Go through the lines below and copy any that hold the string "Adet".
^^^^
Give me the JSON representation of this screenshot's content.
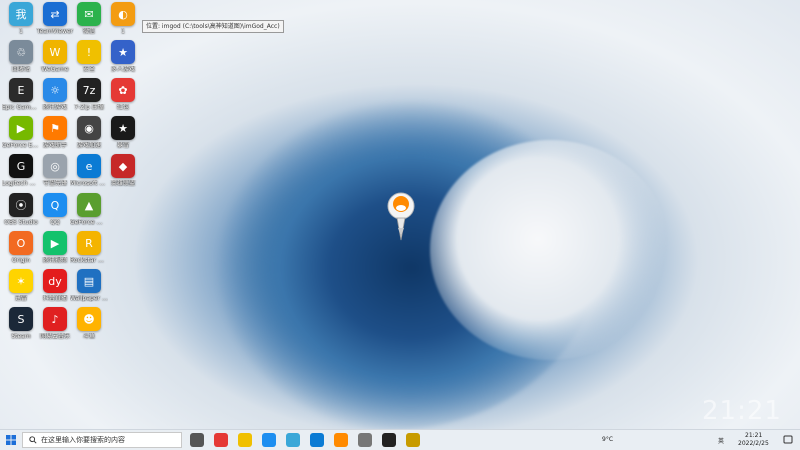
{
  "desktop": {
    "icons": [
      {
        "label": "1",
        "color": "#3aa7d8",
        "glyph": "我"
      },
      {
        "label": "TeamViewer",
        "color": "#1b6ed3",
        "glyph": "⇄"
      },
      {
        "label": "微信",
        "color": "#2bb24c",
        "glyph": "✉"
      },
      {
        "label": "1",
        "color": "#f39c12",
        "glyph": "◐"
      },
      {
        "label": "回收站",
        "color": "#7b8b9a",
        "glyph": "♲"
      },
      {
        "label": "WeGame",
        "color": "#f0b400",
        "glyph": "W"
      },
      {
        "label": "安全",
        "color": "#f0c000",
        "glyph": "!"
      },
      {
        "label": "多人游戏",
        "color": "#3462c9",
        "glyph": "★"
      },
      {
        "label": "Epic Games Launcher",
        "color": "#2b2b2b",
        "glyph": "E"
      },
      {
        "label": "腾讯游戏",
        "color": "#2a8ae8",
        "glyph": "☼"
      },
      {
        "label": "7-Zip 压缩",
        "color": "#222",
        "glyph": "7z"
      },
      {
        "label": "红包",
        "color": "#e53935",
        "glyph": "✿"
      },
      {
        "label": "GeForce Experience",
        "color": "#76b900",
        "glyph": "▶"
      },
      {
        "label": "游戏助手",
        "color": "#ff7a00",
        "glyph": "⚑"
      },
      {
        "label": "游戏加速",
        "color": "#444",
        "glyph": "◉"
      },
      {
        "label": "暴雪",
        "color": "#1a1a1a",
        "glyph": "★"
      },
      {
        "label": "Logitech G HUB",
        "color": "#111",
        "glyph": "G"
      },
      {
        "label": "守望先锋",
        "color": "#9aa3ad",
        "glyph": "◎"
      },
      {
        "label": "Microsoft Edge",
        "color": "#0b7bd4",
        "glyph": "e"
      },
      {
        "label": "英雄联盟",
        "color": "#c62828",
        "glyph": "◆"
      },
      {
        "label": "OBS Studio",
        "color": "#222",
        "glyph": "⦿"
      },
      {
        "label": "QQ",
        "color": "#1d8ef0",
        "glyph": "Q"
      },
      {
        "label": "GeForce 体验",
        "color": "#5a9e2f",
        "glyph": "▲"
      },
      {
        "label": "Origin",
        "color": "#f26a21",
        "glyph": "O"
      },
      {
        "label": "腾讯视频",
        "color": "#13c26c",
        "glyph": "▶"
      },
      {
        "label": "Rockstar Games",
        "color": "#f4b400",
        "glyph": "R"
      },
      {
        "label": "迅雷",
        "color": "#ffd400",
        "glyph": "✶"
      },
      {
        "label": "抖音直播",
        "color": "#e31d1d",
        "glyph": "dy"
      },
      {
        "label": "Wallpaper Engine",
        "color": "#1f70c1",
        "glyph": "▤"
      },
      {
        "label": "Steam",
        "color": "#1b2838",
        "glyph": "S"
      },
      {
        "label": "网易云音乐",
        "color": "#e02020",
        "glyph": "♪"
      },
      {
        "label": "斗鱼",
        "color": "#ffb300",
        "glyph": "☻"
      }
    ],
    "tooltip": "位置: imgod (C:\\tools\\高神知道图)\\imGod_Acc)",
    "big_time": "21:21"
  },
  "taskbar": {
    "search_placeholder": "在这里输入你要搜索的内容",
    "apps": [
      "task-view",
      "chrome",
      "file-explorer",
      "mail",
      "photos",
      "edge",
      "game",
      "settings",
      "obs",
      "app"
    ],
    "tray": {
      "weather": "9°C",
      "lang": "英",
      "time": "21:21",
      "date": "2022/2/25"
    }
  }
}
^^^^
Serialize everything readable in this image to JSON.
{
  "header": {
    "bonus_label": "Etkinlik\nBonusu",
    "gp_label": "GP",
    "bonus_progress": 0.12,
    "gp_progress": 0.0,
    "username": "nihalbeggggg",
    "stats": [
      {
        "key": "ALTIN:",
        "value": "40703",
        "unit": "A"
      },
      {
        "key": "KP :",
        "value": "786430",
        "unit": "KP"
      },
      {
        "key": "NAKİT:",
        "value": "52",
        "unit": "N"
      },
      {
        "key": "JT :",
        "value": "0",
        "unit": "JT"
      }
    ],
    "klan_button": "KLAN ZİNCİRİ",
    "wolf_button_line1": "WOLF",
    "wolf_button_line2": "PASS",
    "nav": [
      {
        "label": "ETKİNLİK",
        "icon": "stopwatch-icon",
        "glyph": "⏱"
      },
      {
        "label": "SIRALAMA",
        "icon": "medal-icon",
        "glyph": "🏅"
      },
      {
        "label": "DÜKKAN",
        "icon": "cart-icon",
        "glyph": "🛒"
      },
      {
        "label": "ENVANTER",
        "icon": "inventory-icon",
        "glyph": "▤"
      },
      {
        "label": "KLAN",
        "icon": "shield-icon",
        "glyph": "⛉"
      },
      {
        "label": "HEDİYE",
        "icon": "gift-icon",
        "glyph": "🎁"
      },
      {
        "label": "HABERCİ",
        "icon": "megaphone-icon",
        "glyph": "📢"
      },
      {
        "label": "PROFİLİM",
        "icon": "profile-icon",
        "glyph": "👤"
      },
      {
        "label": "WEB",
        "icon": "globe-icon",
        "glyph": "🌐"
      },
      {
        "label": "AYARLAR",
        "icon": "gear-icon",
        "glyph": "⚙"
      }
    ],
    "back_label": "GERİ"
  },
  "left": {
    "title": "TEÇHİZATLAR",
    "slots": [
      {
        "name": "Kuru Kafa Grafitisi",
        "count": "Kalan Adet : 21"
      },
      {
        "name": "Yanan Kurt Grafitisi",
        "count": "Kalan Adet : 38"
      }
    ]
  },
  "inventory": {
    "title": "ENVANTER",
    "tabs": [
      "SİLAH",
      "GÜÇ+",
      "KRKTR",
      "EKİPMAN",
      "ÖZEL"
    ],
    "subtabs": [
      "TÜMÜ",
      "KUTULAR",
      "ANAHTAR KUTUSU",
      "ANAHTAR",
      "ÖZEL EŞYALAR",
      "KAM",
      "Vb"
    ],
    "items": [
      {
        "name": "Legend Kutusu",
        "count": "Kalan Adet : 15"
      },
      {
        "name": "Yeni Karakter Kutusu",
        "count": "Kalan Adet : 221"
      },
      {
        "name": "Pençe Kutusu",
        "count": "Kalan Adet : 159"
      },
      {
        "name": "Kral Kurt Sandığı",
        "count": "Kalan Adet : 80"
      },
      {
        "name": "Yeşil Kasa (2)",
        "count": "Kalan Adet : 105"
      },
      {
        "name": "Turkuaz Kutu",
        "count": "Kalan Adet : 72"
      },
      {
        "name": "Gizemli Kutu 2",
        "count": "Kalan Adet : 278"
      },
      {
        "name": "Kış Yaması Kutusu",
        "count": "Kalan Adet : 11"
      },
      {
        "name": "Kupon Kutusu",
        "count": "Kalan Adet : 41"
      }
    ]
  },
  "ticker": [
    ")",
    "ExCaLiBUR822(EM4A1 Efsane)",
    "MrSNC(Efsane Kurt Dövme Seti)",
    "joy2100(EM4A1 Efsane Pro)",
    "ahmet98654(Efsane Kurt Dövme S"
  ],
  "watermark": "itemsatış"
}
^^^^
§ **Solution to the exercise**
        "count": "Kalan Adet : 21"
        "count": "Kalan Adet : 38"
        "count": "Kalan Adet : 15"
        "count": "Kalan Adet : 221"
        "count": "Kalan Adet : 159"
        "count": "Kalan Adet : 80"
        "count": "Kalan Adet : 105"
        "count": "Kalan Adet : 72"
        "count": "Kalan Adet : 278"
        "count": "Kalan Adet : 11"
        "count": "Kalan Adet : 41"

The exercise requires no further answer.